Venetoclax in addition to ibrutinib is being developed for the treatment of patients with relapsed mantle cell lymphoma (MCL). MCL is a rare type of non-Hodgkin lymphoma that usually behaves like a fast-growing lymphoma. It develops when B-cells, white blood cells that fight infection, become abnormal. The abnormal B-cells usually build up in lymph nodes, but they can affect other parts of the body. MCL often responds well to frontline chemotherapy but the responses are not durable and often of relatively short duration. Once MCL has entered the relapsed/refractory stage, it becomes more difficult to treat and patients deteriorate at an increasing pace.
Venetoclax is expected to work by blocking proteins called BCL-2. These proteins prevent the natural process that leads to cell death (apoptosis). BCL-2 proteins can be found in high levels in cancer cells. By blocking the action of these proteins, the medicine is expected to make cancer cells more responsive to the natural process that causes their death, and this can slow down the growth of the cancer. When combined with ibrutinib, which blocks the action of an enzyme known as Bruton’s tyrosine Kinase (BTK), the effect is synergistic.

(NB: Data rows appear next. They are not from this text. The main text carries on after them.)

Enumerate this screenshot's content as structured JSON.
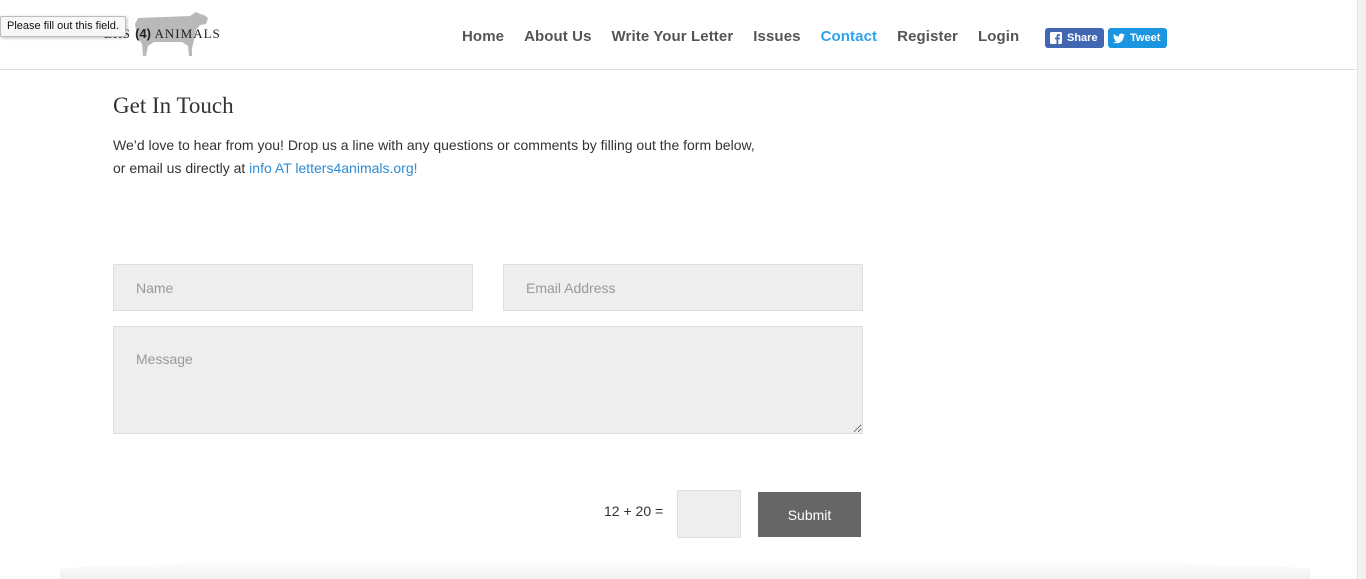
{
  "tooltip": {
    "text": "Please fill out this field."
  },
  "logo": {
    "text_before": "ERS",
    "text_number": "(4)",
    "text_after": "ANIMALS",
    "icon": "cow-silhouette"
  },
  "nav": {
    "items": [
      {
        "label": "Home",
        "active": false
      },
      {
        "label": "About Us",
        "active": false
      },
      {
        "label": "Write Your Letter",
        "active": false
      },
      {
        "label": "Issues",
        "active": false
      },
      {
        "label": "Contact",
        "active": true
      },
      {
        "label": "Register",
        "active": false
      },
      {
        "label": "Login",
        "active": false
      }
    ],
    "active_color": "#2ea3f2"
  },
  "social": {
    "share_label": "Share",
    "share_icon": "facebook-icon",
    "share_color": "#4267b2",
    "tweet_label": "Tweet",
    "tweet_icon": "twitter-icon",
    "tweet_color": "#1b95e0"
  },
  "main": {
    "title": "Get In Touch",
    "intro_text": "We’d love to hear from you! Drop us a line with any questions or comments by filling out the form below, or email us directly at",
    "intro_link": "info AT letters4animals.org!"
  },
  "form": {
    "name_placeholder": "Name",
    "email_placeholder": "Email Address",
    "message_placeholder": "Message",
    "captcha_question": "12 + 20 =",
    "captcha_value": "",
    "submit_label": "Submit"
  }
}
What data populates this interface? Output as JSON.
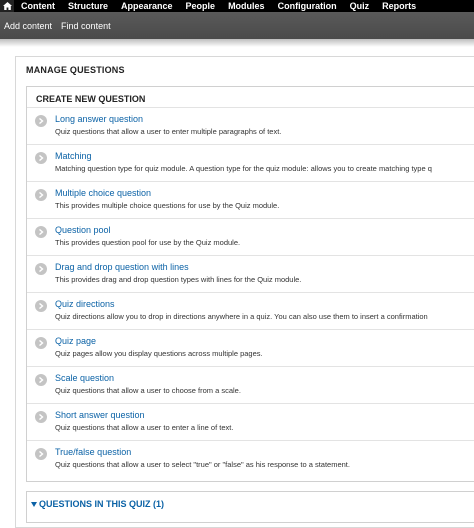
{
  "toolbar": {
    "items": [
      "Content",
      "Structure",
      "Appearance",
      "People",
      "Modules",
      "Configuration",
      "Quiz",
      "Reports"
    ]
  },
  "shortcuts": {
    "items": [
      "Add content",
      "Find content"
    ]
  },
  "manage": {
    "title": "MANAGE QUESTIONS"
  },
  "create": {
    "title": "CREATE NEW QUESTION",
    "items": [
      {
        "label": "Long answer question",
        "desc": "Quiz questions that allow a user to enter multiple paragraphs of text."
      },
      {
        "label": "Matching",
        "desc": "Matching question type for quiz module. A question type for the quiz module: allows you to create matching type q"
      },
      {
        "label": "Multiple choice question",
        "desc": "This provides multiple choice questions for use by the Quiz module."
      },
      {
        "label": "Question pool",
        "desc": "This provides question pool for use by the Quiz module."
      },
      {
        "label": "Drag and drop question with lines",
        "desc": "This provides drag and drop question types with lines for the Quiz module."
      },
      {
        "label": "Quiz directions",
        "desc": "Quiz directions allow you to drop in directions anywhere in a quiz. You can also use them to insert a confirmation"
      },
      {
        "label": "Quiz page",
        "desc": "Quiz pages allow you display questions across multiple pages."
      },
      {
        "label": "Scale question",
        "desc": "Quiz questions that allow a user to choose from a scale."
      },
      {
        "label": "Short answer question",
        "desc": "Quiz questions that allow a user to enter a line of text."
      },
      {
        "label": "True/false question",
        "desc": "Quiz questions that allow a user to select \"true\" or \"false\" as his response to a statement."
      }
    ]
  },
  "questions_in_quiz": {
    "label": "QUESTIONS IN THIS QUIZ (1)"
  },
  "icons": {
    "home": "home-icon",
    "row_arrow": "chevron-right-icon",
    "toggle": "triangle-down-icon"
  }
}
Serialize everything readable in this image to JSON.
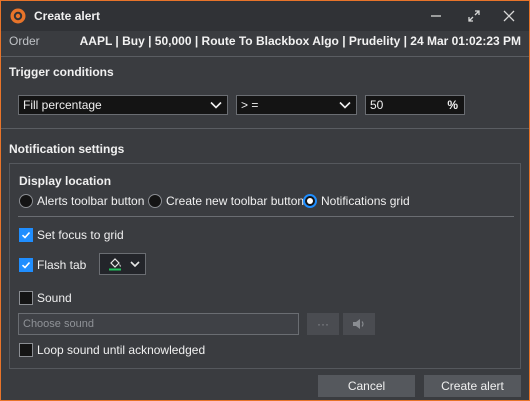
{
  "window": {
    "title": "Create alert"
  },
  "order": {
    "label": "Order",
    "value": "AAPL | Buy | 50,000 | Route To Blackbox Algo | Prudelity | 24 Mar 01:02:23 PM"
  },
  "trigger": {
    "title": "Trigger conditions",
    "field": "Fill percentage",
    "operator": "> =",
    "value": "50",
    "unit": "%"
  },
  "notification": {
    "title": "Notification settings",
    "display_location": {
      "label": "Display location",
      "options": [
        {
          "label": "Alerts toolbar button",
          "selected": false
        },
        {
          "label": "Create new toolbar button",
          "selected": false
        },
        {
          "label": "Notifications grid",
          "selected": true
        }
      ]
    },
    "set_focus": {
      "label": "Set focus to grid",
      "checked": true
    },
    "flash_tab": {
      "label": "Flash tab",
      "checked": true
    },
    "sound": {
      "label": "Sound",
      "checked": false,
      "placeholder": "Choose sound",
      "browse_label": "···"
    },
    "loop_sound": {
      "label": "Loop sound until acknowledged",
      "checked": false
    }
  },
  "buttons": {
    "cancel": "Cancel",
    "create": "Create alert"
  },
  "colors": {
    "accent": "#1f8eff",
    "border": "#e8742a",
    "flash": "#22c55e"
  }
}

If licensed, venetoclax in combination with ibrutinib taken orally will offer additional second-line and beyond treatment options for adults with relapsed MCL.